In other words, we pray because there is no one praying. There is only prayer.

And prayer is the wistful joy that compassion visits upon absurd people performing and practicing open and absurd prayer.

Prayer is where meaning disappears into the revelation of truth.

And truth is meaningless.

There is only truth, not meaning.

There you are.

And here I am.

And here's the show.



Wednesday, May 27, 2015


Sebastian Junger said it was brotherhood veterans missed when coming home. Who to trust? When? To what length?

When we forget life and death are right now, we forget our real connection.

Those in combat know this real connection.

We are not alive when we forget death's proximity.

Hence, contemporary life is forgetful of death and forgetful of life.

No life, no death, then no resurrection.

Tuesday, May 26, 2015

It was Pentecost

And nothing happened.

The morning was the morning.

The walk in solitude was just that.

The air was warm and early fresh.

If I were to say "Holy Spirit" it would be unnecessary words.

So I won't.

I'll say nothing other than...

It was Pentecost

One Pennsylvania morning in May 

And the next and next

Monday, May 25, 2015


As I drove north from Maryland and Delaware into Pennsylvania to New Jersey on Saturday afternoon, up ahead, some distance of miles and luck of the draw, John Nash and his wife were ending their lives in an automobile crash at interchange 8a of route 95 only a matter of distance from the car I drove, and I, oblivious but for distance, was not near the accident.

What was called a beautiful mind went off into an uncharted theorem free of body and mind.

We ate Chinese food with Maria.

Maria is 87.

Nash was 86.

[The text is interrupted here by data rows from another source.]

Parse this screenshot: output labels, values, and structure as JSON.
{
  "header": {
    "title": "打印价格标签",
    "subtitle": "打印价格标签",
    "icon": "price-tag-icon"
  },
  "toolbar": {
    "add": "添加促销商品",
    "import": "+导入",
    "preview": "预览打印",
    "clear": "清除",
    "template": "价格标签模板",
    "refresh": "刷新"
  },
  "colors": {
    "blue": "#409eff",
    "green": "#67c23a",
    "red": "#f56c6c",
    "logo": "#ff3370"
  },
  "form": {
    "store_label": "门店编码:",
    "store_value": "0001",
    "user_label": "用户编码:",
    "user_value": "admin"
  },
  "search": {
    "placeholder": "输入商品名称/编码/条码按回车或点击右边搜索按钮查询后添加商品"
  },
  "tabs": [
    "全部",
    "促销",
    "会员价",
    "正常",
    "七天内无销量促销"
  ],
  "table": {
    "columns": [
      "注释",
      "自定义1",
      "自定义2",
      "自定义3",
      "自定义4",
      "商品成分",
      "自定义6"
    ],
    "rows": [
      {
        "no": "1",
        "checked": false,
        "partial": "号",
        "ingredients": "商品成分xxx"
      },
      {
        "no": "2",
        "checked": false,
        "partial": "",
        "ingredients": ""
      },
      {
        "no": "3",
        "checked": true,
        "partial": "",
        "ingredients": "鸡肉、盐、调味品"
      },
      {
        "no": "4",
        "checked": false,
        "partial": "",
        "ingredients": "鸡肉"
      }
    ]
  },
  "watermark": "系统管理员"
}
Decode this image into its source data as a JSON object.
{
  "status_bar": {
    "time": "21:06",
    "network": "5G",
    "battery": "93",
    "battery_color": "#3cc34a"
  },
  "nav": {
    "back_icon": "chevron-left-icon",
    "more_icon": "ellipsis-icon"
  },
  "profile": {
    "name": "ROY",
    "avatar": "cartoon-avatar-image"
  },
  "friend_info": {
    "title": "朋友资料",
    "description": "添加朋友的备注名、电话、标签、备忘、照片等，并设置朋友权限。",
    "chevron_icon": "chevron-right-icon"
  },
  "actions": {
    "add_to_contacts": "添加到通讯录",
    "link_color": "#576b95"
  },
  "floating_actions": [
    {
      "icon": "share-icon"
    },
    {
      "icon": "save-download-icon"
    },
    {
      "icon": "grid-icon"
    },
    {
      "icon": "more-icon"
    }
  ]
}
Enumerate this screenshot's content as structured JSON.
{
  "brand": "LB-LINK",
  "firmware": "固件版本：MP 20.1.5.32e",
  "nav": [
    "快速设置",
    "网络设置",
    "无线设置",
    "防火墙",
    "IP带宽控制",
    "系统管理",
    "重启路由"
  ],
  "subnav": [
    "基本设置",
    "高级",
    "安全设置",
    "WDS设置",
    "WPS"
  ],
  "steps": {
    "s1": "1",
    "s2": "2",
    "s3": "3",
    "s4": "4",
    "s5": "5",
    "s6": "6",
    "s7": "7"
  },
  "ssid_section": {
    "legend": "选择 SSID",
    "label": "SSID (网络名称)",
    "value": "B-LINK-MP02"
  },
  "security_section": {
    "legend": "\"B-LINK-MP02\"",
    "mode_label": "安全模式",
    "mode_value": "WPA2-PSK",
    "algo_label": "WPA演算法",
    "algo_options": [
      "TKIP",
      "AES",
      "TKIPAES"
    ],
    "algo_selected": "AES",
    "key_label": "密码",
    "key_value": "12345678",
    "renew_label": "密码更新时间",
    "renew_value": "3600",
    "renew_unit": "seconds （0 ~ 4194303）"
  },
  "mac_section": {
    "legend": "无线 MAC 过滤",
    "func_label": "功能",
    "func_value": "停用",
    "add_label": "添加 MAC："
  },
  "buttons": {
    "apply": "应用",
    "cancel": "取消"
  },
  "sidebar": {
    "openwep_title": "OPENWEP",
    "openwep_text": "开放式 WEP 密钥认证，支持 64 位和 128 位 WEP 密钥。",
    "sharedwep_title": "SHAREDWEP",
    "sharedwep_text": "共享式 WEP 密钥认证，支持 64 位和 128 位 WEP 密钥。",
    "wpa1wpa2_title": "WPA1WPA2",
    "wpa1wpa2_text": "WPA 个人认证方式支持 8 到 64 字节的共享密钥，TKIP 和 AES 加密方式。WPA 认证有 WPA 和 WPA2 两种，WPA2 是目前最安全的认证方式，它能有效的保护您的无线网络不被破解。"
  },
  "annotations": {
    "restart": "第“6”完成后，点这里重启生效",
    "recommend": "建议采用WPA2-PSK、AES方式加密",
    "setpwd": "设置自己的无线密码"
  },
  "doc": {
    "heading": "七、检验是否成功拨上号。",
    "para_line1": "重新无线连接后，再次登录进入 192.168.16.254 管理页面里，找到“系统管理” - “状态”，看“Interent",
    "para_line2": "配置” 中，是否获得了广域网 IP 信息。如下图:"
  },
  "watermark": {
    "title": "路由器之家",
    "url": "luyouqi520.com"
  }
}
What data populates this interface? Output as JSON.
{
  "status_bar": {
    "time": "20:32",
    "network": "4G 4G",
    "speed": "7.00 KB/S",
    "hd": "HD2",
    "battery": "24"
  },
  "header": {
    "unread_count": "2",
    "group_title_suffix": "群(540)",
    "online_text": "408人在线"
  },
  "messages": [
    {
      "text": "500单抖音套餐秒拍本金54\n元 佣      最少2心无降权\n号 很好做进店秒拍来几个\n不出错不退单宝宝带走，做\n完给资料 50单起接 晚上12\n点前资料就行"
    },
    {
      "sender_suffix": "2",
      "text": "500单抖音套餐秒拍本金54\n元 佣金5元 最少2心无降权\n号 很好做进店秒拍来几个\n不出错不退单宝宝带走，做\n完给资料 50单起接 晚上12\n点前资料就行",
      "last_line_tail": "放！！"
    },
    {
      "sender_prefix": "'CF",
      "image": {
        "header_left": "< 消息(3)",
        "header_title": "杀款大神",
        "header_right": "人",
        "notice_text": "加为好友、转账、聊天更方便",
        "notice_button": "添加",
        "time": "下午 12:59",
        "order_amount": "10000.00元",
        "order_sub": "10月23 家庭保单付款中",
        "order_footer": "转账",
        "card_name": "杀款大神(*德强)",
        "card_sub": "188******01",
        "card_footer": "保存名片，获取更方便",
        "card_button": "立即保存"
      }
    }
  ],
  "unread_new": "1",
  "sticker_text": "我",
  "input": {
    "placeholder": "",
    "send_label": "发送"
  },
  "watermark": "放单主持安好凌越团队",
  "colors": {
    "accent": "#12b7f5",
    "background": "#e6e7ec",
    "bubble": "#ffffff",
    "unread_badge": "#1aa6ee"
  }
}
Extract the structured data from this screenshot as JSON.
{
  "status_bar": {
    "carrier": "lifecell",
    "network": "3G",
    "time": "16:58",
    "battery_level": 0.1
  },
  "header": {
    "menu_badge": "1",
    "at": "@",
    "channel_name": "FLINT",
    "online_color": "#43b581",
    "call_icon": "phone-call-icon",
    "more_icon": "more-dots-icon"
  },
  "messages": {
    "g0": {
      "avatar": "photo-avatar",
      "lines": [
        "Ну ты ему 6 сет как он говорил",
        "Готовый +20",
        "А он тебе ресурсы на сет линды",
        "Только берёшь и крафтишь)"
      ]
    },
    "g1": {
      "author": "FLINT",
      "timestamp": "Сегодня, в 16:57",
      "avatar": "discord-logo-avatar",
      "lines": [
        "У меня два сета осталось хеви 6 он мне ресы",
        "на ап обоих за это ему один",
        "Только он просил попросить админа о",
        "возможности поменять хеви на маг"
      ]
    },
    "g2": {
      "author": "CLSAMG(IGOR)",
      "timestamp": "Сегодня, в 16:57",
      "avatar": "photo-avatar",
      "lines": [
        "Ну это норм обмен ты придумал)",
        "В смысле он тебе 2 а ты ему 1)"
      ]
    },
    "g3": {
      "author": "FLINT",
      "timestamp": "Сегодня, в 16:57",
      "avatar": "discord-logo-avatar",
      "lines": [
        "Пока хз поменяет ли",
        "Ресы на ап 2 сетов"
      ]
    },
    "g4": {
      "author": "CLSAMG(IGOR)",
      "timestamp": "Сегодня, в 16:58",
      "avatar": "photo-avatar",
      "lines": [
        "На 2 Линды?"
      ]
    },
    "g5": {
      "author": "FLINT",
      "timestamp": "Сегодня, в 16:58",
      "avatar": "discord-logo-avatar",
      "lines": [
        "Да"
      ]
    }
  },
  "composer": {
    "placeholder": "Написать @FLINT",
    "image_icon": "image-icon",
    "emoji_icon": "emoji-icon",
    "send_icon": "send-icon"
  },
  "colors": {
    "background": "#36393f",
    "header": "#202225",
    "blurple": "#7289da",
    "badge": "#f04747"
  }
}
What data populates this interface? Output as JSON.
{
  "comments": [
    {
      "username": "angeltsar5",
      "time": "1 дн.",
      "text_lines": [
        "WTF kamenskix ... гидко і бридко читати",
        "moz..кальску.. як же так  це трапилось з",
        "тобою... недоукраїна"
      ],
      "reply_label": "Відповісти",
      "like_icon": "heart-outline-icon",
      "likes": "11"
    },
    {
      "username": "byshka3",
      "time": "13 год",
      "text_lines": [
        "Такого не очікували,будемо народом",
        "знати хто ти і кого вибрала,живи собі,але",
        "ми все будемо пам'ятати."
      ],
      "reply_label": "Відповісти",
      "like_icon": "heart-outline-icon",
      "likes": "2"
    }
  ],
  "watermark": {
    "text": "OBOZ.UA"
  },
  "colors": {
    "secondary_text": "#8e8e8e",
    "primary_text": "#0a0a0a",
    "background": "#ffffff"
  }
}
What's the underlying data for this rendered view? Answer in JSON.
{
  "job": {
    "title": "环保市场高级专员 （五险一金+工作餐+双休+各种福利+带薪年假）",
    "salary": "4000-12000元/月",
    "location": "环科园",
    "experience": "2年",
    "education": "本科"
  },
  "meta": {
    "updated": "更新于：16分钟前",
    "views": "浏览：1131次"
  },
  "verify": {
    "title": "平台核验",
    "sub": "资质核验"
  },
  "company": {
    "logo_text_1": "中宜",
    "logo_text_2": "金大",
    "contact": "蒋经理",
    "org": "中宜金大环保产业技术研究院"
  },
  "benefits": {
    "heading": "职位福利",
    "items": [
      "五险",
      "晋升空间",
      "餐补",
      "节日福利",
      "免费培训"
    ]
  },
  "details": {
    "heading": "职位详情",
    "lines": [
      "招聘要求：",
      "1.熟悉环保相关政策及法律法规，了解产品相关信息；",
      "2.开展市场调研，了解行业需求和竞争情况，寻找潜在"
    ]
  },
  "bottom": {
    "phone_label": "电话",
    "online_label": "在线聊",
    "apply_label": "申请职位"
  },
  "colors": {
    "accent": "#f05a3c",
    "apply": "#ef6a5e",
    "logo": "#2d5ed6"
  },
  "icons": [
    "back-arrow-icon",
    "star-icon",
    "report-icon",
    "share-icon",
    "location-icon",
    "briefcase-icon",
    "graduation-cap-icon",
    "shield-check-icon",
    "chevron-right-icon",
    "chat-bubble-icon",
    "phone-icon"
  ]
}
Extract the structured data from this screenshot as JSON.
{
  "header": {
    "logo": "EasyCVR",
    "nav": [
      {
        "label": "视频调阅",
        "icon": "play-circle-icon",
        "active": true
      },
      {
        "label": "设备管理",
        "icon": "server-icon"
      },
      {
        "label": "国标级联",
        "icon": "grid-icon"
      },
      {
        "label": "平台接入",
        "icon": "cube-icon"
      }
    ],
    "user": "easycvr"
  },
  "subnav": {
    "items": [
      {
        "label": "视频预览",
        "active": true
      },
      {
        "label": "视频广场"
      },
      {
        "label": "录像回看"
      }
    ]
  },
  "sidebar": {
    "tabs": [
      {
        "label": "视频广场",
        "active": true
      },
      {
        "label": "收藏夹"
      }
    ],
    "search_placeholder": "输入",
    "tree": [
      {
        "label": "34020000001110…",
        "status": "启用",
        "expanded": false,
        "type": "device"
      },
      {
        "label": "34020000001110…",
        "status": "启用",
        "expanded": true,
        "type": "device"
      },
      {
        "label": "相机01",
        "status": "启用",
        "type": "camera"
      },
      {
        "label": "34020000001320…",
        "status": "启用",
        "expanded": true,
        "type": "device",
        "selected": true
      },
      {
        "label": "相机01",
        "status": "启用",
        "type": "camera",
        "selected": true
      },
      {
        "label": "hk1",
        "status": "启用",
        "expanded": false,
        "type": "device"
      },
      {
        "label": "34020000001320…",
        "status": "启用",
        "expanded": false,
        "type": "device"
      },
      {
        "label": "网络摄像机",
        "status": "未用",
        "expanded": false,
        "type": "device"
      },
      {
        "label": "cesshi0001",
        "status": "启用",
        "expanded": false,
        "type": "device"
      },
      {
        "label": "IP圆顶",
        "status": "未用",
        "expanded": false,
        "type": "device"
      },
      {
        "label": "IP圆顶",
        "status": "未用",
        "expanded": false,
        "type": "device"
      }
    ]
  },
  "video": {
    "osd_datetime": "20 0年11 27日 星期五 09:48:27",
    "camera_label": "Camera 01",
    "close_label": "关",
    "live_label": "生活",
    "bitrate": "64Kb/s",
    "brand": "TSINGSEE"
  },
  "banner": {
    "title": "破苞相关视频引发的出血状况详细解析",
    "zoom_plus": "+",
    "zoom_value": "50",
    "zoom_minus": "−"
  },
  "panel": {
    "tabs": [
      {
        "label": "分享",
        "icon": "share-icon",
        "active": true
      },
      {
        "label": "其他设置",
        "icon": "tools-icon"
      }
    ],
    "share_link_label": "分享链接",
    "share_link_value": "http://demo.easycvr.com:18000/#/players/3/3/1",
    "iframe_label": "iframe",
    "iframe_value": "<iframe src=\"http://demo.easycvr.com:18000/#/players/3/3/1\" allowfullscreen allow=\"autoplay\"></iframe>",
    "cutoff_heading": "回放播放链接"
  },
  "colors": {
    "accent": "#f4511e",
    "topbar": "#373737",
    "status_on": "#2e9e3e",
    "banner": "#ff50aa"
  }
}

Sunday, May 24, 2015

The true beauty of your life

Sunday stillness sitting with arisen yet invisible reality dressed in transparency.

Everything seen is unseeable. Everything unseen is yet-to-be presenced.

The elderly couple know these words.

One unseeably nearing the beyond; one presenced in lazy boy meditation on other side of sliding door.

(--from,  Living Wabi Sabi: The True Beauty of Your Life, by Taro Gold)

Wood birdhouse swings gently in light breeze.

Anybody home?

We all are.

Meadowbrook Rd, Lower Gwynedd, PA, Sunday Morning

Sitting where
Tom sat
Maria sits
lovely two